People will bring problems that keep them up at night to class. The following examples stand out:
Product Owners are behaving badly
A class participant explains that a Product Owner is not taking well to being coached on how to do their job. The appointed Product Owner might know the role but misunderstand it. They might not want, or can’t, do all of it. The Product Owner is showing signs of behaving badly.
Scrum isn’t working
Having worked with Scrum for a while, a participant claims that Scrum isn’t working. The person states that they believe in Scrum, and while following the framework as best they can, something doesn’t add up.
“They” don’t get it
Someone in the class questions management’s buy-in for moving to Scrum. Yet sponsors are investing in Scrum and Product Ownership. Among the reasons stated for investing are to address the problems of people not knowing what to do, and misunderstanding what management says.
What People Want From a CSPO Class
People are naturally looking for ways to solve their problems.
How to build more, at a faster pace
Attendees want Agile’s benefit of providing a faster time-to-market. If the development engine runs faster, teams will end up building more, in the same amount of time. Knowing how best to fuel the dev engine, attendees want to learn Product Owner responsibilities. They want “the Agile way” of writing requirements, and how to track progress against them.
Discover the one thing that will help it all

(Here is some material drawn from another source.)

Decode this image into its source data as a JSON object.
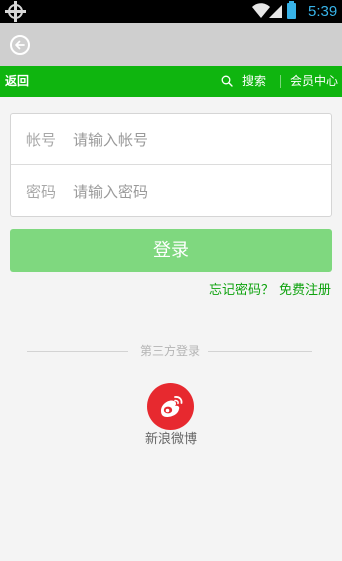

It is apparent that some attendees are looking for the one secret that if they knew, would solve everything. Logically understanding that there is no silver bullet, they are cultivating ideas from the class to find the one solution to the thing that keeps them up at night.